Washington warned Saleh to stop "scapegoating" the U.S. and Israel.

"We don't think scapegoating will be the kind of response that the people of Yemen or the people in other countries will find adequate," White House spokesman Jay Carney said.

"The protests in Yemen are not the product of external conspiracies. President Saleh knows better. His people deserve a better response," State Department spokesman P.J. Crowley said in a message on Twitter.

Secretary of State Hillary Clinton visited Yemen in January and urged Saleh to step up its fight against an al-Qaeda wing based in the country, which U.S. officials regard as a growing threat to security.

Clinton has pledged to broaden the U.S. relationship with Yemen, which has been strained by Washington's desire for quicker economic and political reforms that it believes could slow recruitment by militants.

Every day we hear a statement by Obama... saying Egypt don't do this, Tunisia don't do that... What does Obama have to do with Oman, what does he have to do with Egypt? You are the U.S. president

President Ali Abdullah Saleh

Rececting calls for resignation

Saleh, in power since 1978, has repeatedly rejected calls for his resignation, insisting he will defend his regime "with every drop of blood."

His one concession has been to pledge not to seek re-election in 2013, which the opposition has dismissed as inadequate.

Thousands of protesters also turned out on Tuesday in the southern province of Lahij.

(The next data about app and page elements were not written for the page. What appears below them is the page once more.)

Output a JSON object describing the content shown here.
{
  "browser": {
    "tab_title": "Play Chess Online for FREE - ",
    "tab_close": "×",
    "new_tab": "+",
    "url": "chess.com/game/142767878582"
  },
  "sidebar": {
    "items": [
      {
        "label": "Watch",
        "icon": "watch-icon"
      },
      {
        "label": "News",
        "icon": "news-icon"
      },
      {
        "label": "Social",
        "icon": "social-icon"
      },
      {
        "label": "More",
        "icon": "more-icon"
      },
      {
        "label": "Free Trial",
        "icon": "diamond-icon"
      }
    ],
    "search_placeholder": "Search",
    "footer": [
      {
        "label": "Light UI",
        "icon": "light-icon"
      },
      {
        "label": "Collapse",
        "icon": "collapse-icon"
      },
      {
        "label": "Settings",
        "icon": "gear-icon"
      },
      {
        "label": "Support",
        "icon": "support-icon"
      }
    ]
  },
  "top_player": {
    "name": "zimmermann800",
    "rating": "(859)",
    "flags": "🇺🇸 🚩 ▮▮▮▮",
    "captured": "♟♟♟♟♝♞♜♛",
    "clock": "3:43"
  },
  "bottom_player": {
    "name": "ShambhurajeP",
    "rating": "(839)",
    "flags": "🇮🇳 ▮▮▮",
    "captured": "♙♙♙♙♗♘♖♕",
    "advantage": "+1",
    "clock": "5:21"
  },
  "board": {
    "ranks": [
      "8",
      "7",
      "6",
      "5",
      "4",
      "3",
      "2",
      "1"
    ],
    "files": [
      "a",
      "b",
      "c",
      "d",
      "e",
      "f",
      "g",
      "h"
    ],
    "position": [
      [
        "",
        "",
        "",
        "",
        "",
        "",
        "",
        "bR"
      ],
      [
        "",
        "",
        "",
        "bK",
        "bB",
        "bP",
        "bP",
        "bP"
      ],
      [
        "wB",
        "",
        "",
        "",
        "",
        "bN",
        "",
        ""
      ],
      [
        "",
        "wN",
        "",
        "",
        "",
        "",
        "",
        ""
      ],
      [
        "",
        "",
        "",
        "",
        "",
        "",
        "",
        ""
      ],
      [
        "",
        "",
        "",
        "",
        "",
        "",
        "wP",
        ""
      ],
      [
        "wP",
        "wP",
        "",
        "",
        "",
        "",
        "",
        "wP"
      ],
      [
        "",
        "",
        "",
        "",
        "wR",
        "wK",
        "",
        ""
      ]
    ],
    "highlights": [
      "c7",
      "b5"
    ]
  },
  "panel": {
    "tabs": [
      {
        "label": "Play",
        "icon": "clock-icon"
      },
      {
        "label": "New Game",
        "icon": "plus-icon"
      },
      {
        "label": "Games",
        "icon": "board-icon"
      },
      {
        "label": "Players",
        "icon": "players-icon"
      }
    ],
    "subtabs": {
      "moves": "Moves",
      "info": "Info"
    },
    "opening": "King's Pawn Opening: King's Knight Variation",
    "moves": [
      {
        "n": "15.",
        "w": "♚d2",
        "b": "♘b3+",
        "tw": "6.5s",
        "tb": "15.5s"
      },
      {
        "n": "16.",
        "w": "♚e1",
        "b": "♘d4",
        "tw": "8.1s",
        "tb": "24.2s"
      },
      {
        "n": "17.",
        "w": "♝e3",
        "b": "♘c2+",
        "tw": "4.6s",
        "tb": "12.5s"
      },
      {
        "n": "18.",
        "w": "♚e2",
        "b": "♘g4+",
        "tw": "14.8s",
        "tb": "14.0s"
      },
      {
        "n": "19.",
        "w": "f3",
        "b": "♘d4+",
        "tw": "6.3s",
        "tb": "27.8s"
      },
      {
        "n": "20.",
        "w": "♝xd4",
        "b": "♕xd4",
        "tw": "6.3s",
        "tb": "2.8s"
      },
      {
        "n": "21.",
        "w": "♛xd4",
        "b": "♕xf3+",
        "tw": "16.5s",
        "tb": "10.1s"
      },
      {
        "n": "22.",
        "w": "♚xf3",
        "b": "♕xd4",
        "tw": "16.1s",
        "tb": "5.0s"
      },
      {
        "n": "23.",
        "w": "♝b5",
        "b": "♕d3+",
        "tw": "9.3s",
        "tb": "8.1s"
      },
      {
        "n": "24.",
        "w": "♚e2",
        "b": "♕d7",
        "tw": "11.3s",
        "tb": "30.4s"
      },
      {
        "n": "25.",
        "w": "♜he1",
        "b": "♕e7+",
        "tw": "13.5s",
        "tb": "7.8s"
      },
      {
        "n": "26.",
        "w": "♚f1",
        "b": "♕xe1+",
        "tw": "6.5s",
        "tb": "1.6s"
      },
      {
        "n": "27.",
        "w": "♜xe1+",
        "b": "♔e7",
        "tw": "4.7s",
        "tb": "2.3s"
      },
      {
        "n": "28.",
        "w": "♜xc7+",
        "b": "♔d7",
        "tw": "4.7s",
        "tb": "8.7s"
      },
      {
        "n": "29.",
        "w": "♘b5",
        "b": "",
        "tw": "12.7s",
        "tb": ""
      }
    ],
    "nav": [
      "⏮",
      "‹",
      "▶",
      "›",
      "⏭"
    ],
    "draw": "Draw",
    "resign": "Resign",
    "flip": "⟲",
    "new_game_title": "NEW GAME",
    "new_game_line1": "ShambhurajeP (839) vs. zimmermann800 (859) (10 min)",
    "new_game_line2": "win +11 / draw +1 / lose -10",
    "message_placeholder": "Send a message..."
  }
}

In Seiyun, in Hadramut province further east, 19 demonstrators were wounded, two by gunfire, when they clashed with security forces, witnesses and medics said.

In the main southern city of Aden, thousands protested in al-Mansura district carrying black flags in mourning for those killed in clashes with police, witnesses said.

Demonstrations were also reported in Maalla and Crater districts.

The U.N. human rights chief warned Yemen against using violence against peaceful protesters.

"People have the legitimate right to express their grievances and demands to their government," UN High Commissioner for Human Rights Navi Pillay said in a statement issued in Geneva.

"We have seen over and over again in the past few weeks that violent responses, in breach of international law, do not make the protesters go away and only serve to exacerbate their frustration and anger."

At least 19 people, mostly in Aden, have been killed in protests and clashes across Yemen since February 16, according to an AFP tally based on reports by medics and witnesses.

Rights group Amnesty International puts the toll at 27.